WORK TO BE COMPLETED ▸
Start to finish, copy the data exactly.

BEGIN GIVEN ENTRIES

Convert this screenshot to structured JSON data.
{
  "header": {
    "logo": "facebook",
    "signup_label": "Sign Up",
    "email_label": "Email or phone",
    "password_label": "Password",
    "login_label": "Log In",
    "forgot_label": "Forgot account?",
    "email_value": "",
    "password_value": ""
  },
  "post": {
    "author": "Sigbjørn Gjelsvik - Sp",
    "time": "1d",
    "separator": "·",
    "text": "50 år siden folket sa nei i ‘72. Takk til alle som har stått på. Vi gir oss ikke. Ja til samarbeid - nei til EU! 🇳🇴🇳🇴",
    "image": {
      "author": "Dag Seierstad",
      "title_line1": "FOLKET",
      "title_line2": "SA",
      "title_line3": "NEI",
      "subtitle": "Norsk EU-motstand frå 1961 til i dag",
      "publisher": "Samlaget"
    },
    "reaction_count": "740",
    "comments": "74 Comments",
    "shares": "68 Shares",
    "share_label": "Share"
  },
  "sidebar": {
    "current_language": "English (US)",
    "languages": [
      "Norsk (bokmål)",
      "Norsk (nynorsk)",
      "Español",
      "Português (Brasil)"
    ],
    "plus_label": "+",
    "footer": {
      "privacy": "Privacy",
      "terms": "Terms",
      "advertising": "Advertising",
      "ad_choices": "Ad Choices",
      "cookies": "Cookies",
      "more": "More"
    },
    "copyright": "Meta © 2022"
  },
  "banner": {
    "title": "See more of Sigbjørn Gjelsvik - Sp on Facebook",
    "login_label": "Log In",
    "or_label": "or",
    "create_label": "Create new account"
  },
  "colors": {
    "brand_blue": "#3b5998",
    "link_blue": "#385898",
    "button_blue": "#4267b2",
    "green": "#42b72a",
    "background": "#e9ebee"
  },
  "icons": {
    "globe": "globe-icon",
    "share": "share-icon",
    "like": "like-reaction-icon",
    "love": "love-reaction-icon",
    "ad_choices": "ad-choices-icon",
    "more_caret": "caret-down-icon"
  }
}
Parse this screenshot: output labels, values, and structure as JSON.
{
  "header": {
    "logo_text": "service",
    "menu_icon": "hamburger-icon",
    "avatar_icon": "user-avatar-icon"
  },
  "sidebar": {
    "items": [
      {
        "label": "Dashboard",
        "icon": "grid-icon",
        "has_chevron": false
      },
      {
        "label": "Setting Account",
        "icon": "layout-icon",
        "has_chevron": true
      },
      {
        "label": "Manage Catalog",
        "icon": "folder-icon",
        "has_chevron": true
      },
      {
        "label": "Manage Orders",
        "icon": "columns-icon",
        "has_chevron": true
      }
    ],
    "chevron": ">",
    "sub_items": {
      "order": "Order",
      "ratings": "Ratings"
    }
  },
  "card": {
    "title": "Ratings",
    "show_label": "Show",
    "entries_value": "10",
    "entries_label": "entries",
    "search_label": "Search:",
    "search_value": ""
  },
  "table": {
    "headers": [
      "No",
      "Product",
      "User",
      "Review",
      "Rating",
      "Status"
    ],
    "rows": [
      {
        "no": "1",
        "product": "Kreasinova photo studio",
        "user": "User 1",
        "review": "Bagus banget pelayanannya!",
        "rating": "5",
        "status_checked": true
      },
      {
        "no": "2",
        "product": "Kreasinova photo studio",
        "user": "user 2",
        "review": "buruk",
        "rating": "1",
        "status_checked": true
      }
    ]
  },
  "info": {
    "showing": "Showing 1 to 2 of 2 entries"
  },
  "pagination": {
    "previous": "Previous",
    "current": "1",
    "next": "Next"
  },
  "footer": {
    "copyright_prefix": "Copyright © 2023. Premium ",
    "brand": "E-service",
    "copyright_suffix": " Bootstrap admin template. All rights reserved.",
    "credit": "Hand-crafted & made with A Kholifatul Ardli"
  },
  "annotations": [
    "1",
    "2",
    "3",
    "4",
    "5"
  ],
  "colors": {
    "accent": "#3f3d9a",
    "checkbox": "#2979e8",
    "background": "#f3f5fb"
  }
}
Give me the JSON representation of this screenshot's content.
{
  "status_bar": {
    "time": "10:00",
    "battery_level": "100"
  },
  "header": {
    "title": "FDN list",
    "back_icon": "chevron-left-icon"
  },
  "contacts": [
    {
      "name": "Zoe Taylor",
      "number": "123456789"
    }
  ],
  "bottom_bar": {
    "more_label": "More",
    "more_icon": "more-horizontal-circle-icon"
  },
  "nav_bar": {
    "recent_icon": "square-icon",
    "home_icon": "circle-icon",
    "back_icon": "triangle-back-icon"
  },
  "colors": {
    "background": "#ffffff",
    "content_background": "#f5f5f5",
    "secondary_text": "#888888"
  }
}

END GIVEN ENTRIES

OUTPUT FOR THIS EXERCISE ▸
Convert this screenshot to structured JSON data.
{
  "header": {
    "logo": "facebook",
    "signup_label": "Sign Up",
    "email_label": "Email or phone",
    "password_label": "Password",
    "login_label": "Log In",
    "forgot_label": "Forgot account?",
    "email_value": "",
    "password_value": ""
  },
  "post": {
    "author": "Sigbjørn Gjelsvik - Sp",
    "time": "1d",
    "separator": "·",
    "text": "50 år siden folket sa nei i ‘72. Takk til alle som har stått på. Vi gir oss ikke. Ja til samarbeid - nei til EU! 🇳🇴🇳🇴",
    "image": {
      "author": "Dag Seierstad",
      "title_line1": "FOLKET",
      "title_line2": "SA",
      "title_line3": "NEI",
      "subtitle": "Norsk EU-motstand frå 1961 til i dag",
      "publisher": "Samlaget"
    },
    "reaction_count": "740",
    "comments": "74 Comments",
    "shares": "68 Shares",
    "share_label": "Share"
  },
  "sidebar": {
    "current_language": "English (US)",
    "languages": [
      "Norsk (bokmål)",
      "Norsk (nynorsk)",
      "Español",
      "Português (Brasil)"
    ],
    "plus_label": "+",
    "footer": {
      "privacy": "Privacy",
      "terms": "Terms",
      "advertising": "Advertising",
      "ad_choices": "Ad Choices",
      "cookies": "Cookies",
      "more": "More"
    },
    "copyright": "Meta © 2022"
  },
  "banner": {
    "title": "See more of Sigbjørn Gjelsvik - Sp on Facebook",
    "login_label": "Log In",
    "or_label": "or",
    "create_label": "Create new account"
  },
  "colors": {
    "brand_blue": "#3b5998",
    "link_blue": "#385898",
    "button_blue": "#4267b2",
    "green": "#42b72a",
    "background": "#e9ebee"
  },
  "icons": {
    "globe": "globe-icon",
    "share": "share-icon",
    "like": "like-reaction-icon",
    "love": "love-reaction-icon",
    "ad_choices": "ad-choices-icon",
    "more_caret": "caret-down-icon"
  }
}
Parse this screenshot: output labels, values, and structure as JSON.
{
  "header": {
    "logo_text": "service",
    "menu_icon": "hamburger-icon",
    "avatar_icon": "user-avatar-icon"
  },
  "sidebar": {
    "items": [
      {
        "label": "Dashboard",
        "icon": "grid-icon",
        "has_chevron": false
      },
      {
        "label": "Setting Account",
        "icon": "layout-icon",
        "has_chevron": true
      },
      {
        "label": "Manage Catalog",
        "icon": "folder-icon",
        "has_chevron": true
      },
      {
        "label": "Manage Orders",
        "icon": "columns-icon",
        "has_chevron": true
      }
    ],
    "chevron": ">",
    "sub_items": {
      "order": "Order",
      "ratings": "Ratings"
    }
  },
  "card": {
    "title": "Ratings",
    "show_label": "Show",
    "entries_value": "10",
    "entries_label": "entries",
    "search_label": "Search:",
    "search_value": ""
  },
  "table": {
    "headers": [
      "No",
      "Product",
      "User",
      "Review",
      "Rating",
      "Status"
    ],
    "rows": [
      {
        "no": "1",
        "product": "Kreasinova photo studio",
        "user": "User 1",
        "review": "Bagus banget pelayanannya!",
        "rating": "5",
        "status_checked": true
      },
      {
        "no": "2",
        "product": "Kreasinova photo studio",
        "user": "user 2",
        "review": "buruk",
        "rating": "1",
        "status_checked": true
      }
    ]
  },
  "info": {
    "showing": "Showing 1 to 2 of 2 entries"
  },
  "pagination": {
    "previous": "Previous",
    "current": "1",
    "next": "Next"
  },
  "footer": {
    "copyright_prefix": "Copyright © 2023. Premium ",
    "brand": "E-service",
    "copyright_suffix": " Bootstrap admin template. All rights reserved.",
    "credit": "Hand-crafted & made with A Kholifatul Ardli"
  },
  "annotations": [
    "1",
    "2",
    "3",
    "4",
    "5"
  ],
  "colors": {
    "accent": "#3f3d9a",
    "checkbox": "#2979e8",
    "background": "#f3f5fb"
  }
}
Give me the JSON representation of this screenshot's content.
{
  "status_bar": {
    "time": "10:00",
    "battery_level": "100"
  },
  "header": {
    "title": "FDN list",
    "back_icon": "chevron-left-icon"
  },
  "contacts": [
    {
      "name": "Zoe Taylor",
      "number": "123456789"
    }
  ],
  "bottom_bar": {
    "more_label": "More",
    "more_icon": "more-horizontal-circle-icon"
  },
  "nav_bar": {
    "recent_icon": "square-icon",
    "home_icon": "circle-icon",
    "back_icon": "triangle-back-icon"
  },
  "colors": {
    "background": "#ffffff",
    "content_background": "#f5f5f5",
    "secondary_text": "#888888"
  }
}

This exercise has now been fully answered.